§ Problem details
Scan the entries for the word "folder" and report how many lines contain it, as a number with no other words.
--- START ---
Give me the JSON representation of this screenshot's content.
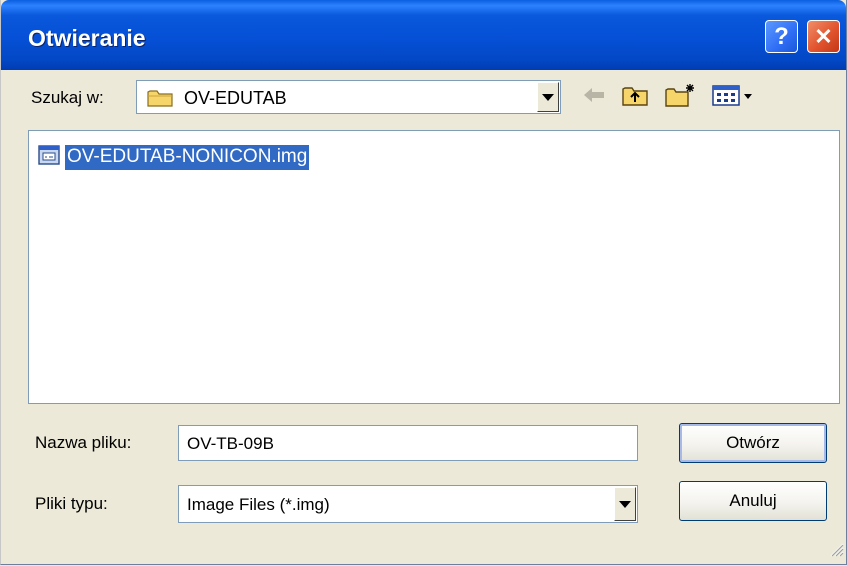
{
  "window": {
    "title": "Otwieranie",
    "help_glyph": "?",
    "close_glyph": "✕"
  },
  "look_in": {
    "label": "Szukaj w:",
    "value": "OV-EDUTAB",
    "icon": "folder-icon"
  },
  "toolbar": {
    "icons": [
      "back-arrow-icon",
      "up-folder-icon",
      "new-folder-icon",
      "view-menu-icon"
    ]
  },
  "file_list": {
    "items": [
      {
        "name": "OV-EDUTAB-NONICON.img",
        "icon": "image-file-icon",
        "selected": true
      }
    ]
  },
  "file_name": {
    "label": "Nazwa pliku:",
    "value": "OV-TB-09B"
  },
  "file_type": {
    "label": "Pliki typu:",
    "value": "Image Files (*.img)"
  },
  "buttons": {
    "open": "Otwórz",
    "cancel": "Anuluj"
  },
  "colors": {
    "titlebar": "#0550d6",
    "selection": "#316ac5",
    "face": "#ece9d8"
  }
}
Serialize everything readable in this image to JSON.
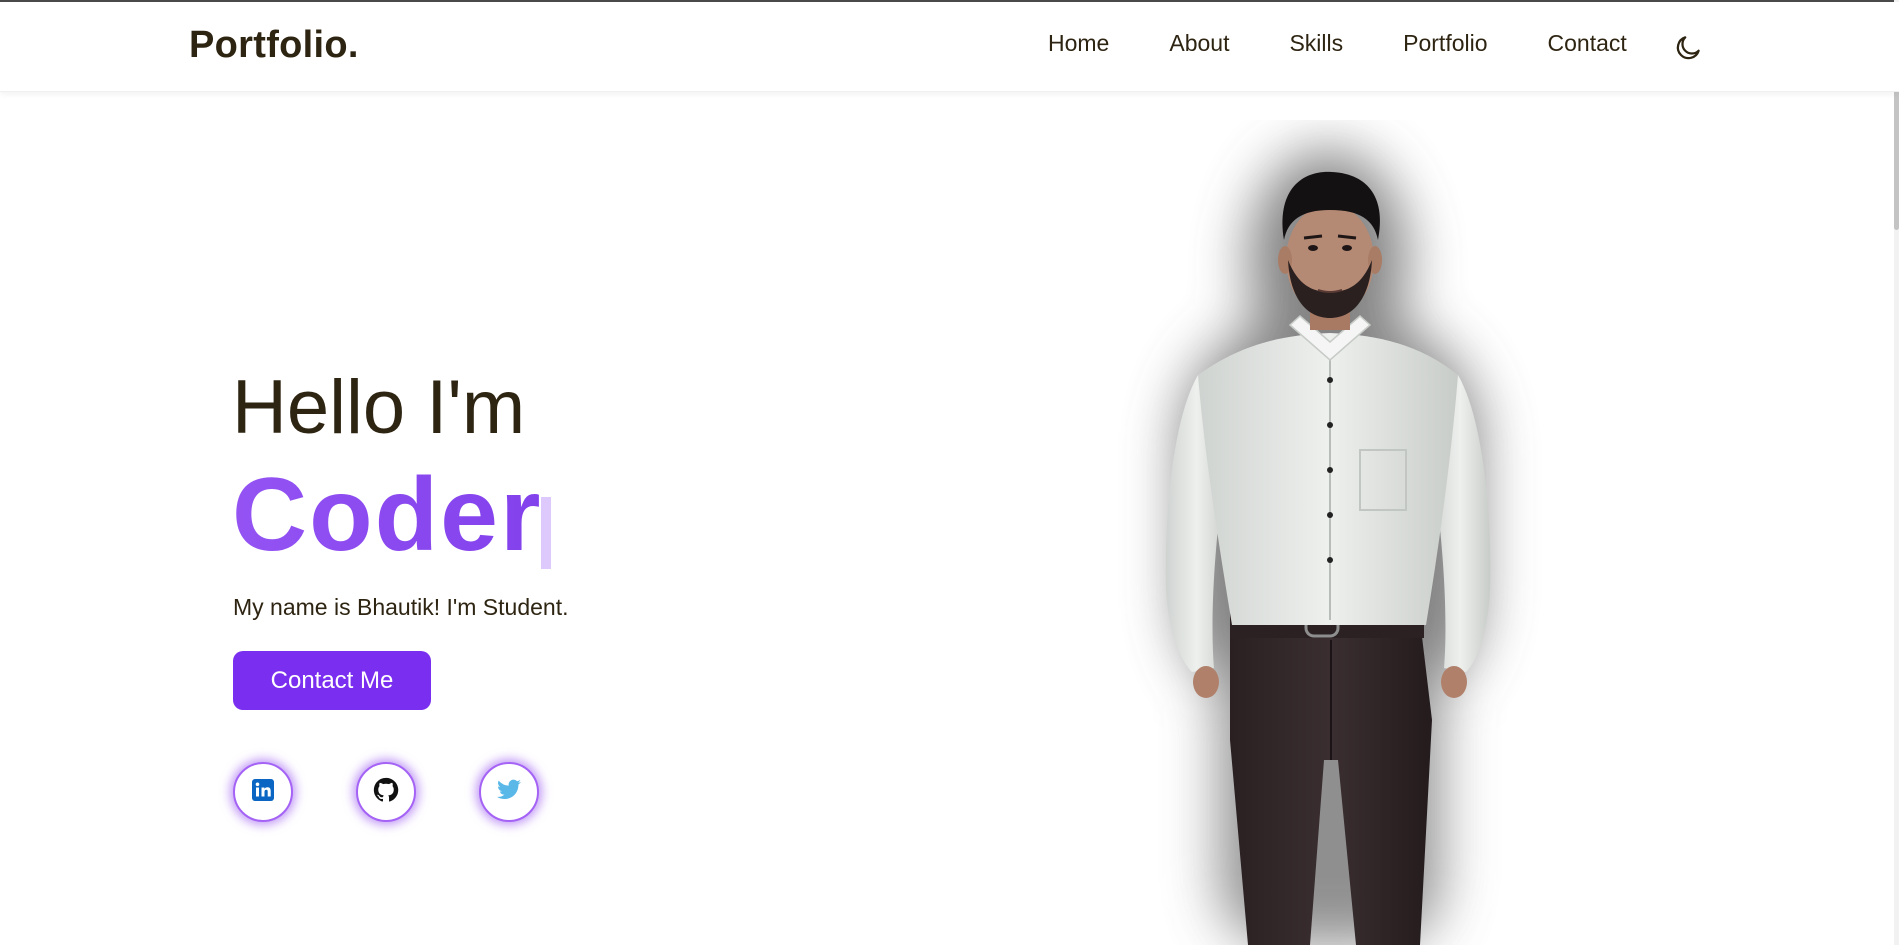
{
  "header": {
    "logo": "Portfolio.",
    "nav": [
      "Home",
      "About",
      "Skills",
      "Portfolio",
      "Contact"
    ],
    "theme_icon": "moon-icon"
  },
  "hero": {
    "greeting": "Hello I'm",
    "role": "Coder",
    "description": "My name is Bhautik! I'm Student.",
    "cta_label": "Contact Me"
  },
  "socials": [
    {
      "name": "linkedin",
      "icon": "linkedin-icon",
      "color": "#0a66c2"
    },
    {
      "name": "github",
      "icon": "github-icon",
      "color": "#111111"
    },
    {
      "name": "twitter",
      "icon": "twitter-icon",
      "color": "#5ab8e8"
    }
  ],
  "colors": {
    "accent": "#7a2ff0",
    "text": "#2e2412",
    "glow": "#a463f5"
  }
}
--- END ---
§ Result of this exercise
3